USA, Arizona, Phoenix, traffic on congested freeway, elevated view

A study carried out in cities in the European Union and in December last year has revealed that Diesel cars produce 10 times more nitrogen oxides (NOx) than trucks, which is quite contrary to the belief that the heavy vehicles cause more pollution. The study was conducted by the International Council on Clean Transportation.

The NOx gases react to form smog and are responsible for acid rain.

The study says the average NOx emissions of heavy-duty vehicles was 210 mg/km, less than half the average emissions from cars (480-560 mg/km). The bigger engines of buses and trucks, however burn more diesel per kilometre. Thus diesel cars produce around 10 times more toxins than trucks when NOx per kilometre is calculated.

The study states that on-road emissions were below the Euro VI engine type-approval limits.

The study rings an alarm bell for India, where the number of diesel cars has grown over the years. The Centre for Science and Environment, which has long said that diesel vehicles are far more dangerous than petrol vehicles, has also taken note.
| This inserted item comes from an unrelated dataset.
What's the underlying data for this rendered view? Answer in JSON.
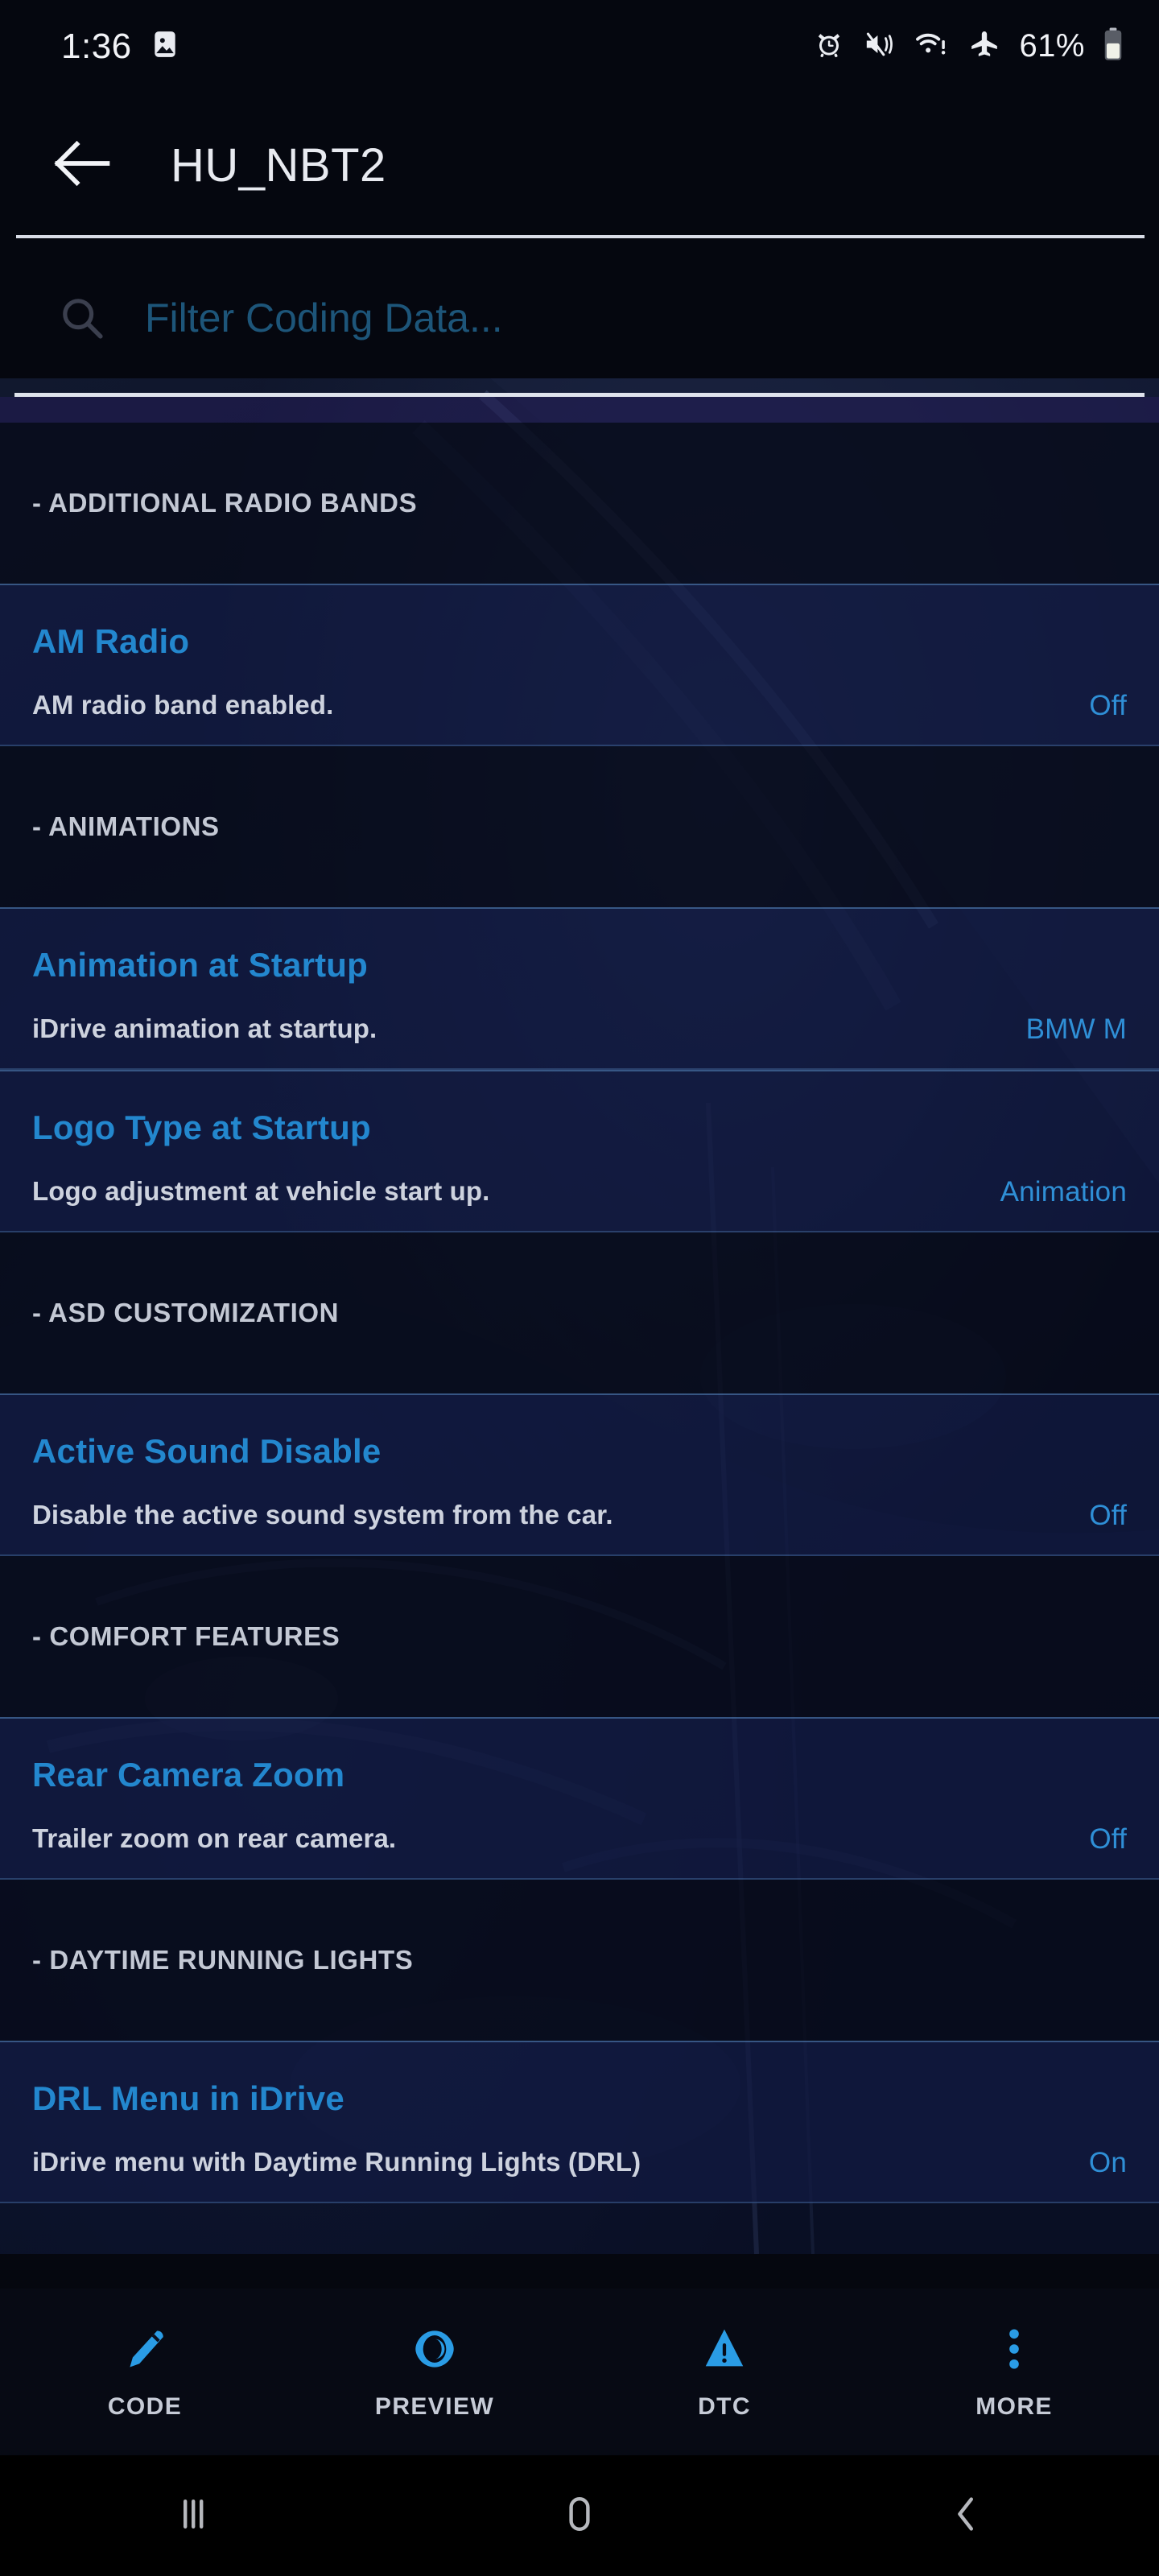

According to the study, in 2014, the percentage of diesel vehicle sales was 52 per cent of total vehicles sales. While fuel and vehicles in Europe are of a superior Euro VI standard, fuel quality in India is still Bharat Stage III and IV — equivalent to Euro III and IV. Even if some luxury cars have a Euro VI engine, it will pollute more because fuel is still of a poorer quality.

According to Anumita Roychowdhury, executive director, CSE (Center of Science and Evironment),“The study has huge implications for us. So far, we thought trucks were the big pollutants. If cars are polluting more than trucks, it is a serious public health concern, especially in India where diesel is cheaper than petrol.”

Petrol costs Rs 70.6/litre in Delhi while a litre of diesel costs Rs 57.8. Nitrogen oxide and particulate matter are among the primary pollutants in Delhi.